City councils and communities are evaluating commitment to Community Builders to address repopulation and will discuss it at their July city council meetings. Community tours would begin in late July/early August, and take place once or twice a month until October, depending on how many communities sign up. Each gathering includes a 90-minute tour of area highlights, a meal, and dialogue on ways to repopulate and deal with community barriers to build wealth.

“In this process, lifelong residents will discover things they didn’t know existed,” Spillers concluded. “Because the world is changing so quickly, communities need contagiously positive people to be part of this movement who are growth-minded, have a ‘can do’ spirit, and unbounding optimism about the future of this region. Every single person in every community, of every background and history, is a potential resource to repopulate West Central Iowa.”

(Press Release from Global Horizons, LLC)

 

Iowa reports first West Nile virus case

News

July 1st, 2014 by Ric Hanson

DES MOINES, Iowa (AP) – Iowa is reporting its first case of West Nile virus this year. The Iowa Department of Public Health announced Tuesday that the first person infected is a man, between the age of 18 and 40, who lives in Clay County. Patricia Quinlisk, the agency’s medical director, says the man is recovering. Details about the man weren’t released.

About 20 percent of people infected with West Nile virus have mild to moderate symptoms, including fever, headache and vomiting. Less than 1 percent become seriously ill, and people can occasionally die of the disease. The virus first appeared in Iowa in 2002. Last year, there were 44 confirmed cases and no deaths.

Mosquitoes carrying the virus usually lay eggs in stagnant water, so it’s important to eliminate standing water whenever possible.

Body of former northern Iowa woman found shot, burned in Arizona

News

July 1st, 2014 by Ric Hanson

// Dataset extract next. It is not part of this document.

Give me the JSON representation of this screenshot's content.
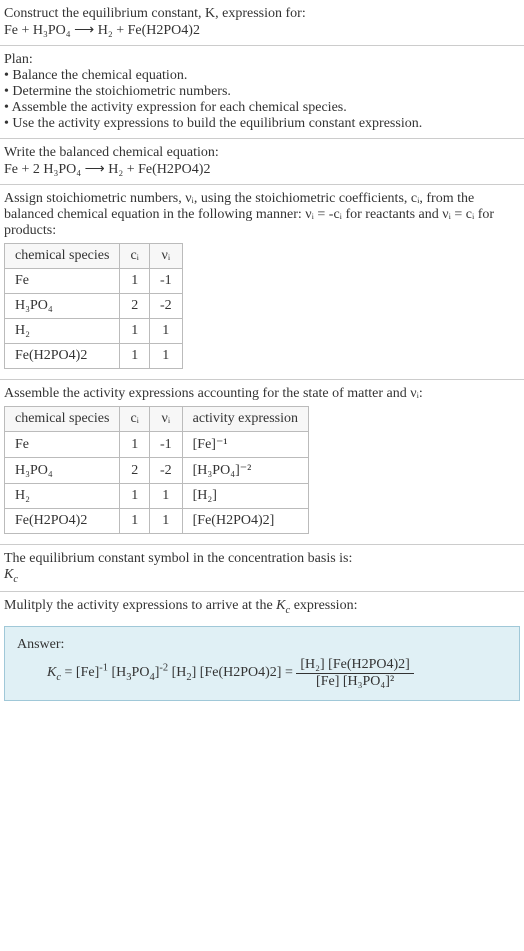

A former Mason City woman is identified as one of three victims in an Arizona homicide case. Fifty-seven-year-old Lisa Baker of Wittmann, Arizona, was found on June 9th in the back of a burned pickup truck in a remote area of Surprise, Arizona. Baker is a 1975 graduate of Mason City High School and later attended Iowa State University.

Two other victims were identified and both had criminal records, according to Arizona court records. An autopsy shows all three were shot before being burned. Police as of last week said they didn’t have any suspects in the case. Anybody with information about the case was being asked to contact the Surprise Police Department.

June rainfall sets Sioux City record for a month

News

July 1st, 2014 by Ric Hanson

SIOUX CITY, Iowa (AP) – Records say June’s rainfall was the highest ever recorded for a single month in Sioux City. The Sioux City Journal says 16.65 inches was reported at the airport, swamping the May 1903 record of 11.78 inches.

Farmers near Smithland and Oto have said their gauges recorded 20 to 22 inches of rain last month. The state’s rain record for a single month belongs to Red Oak in southwest Iowa. It recorded 22.18 inches of rain in June 1967.

OWI arrest in Atlantic

News

July 1st, 2014 by Ric Hanson

Police in Atlantic report the arrest on Monday, of 23-year old Kristopher Christensen, of Atlantic. Christensen was taken into custody on a charge of OWI/1st offense. He was booked into the Cass County Jail.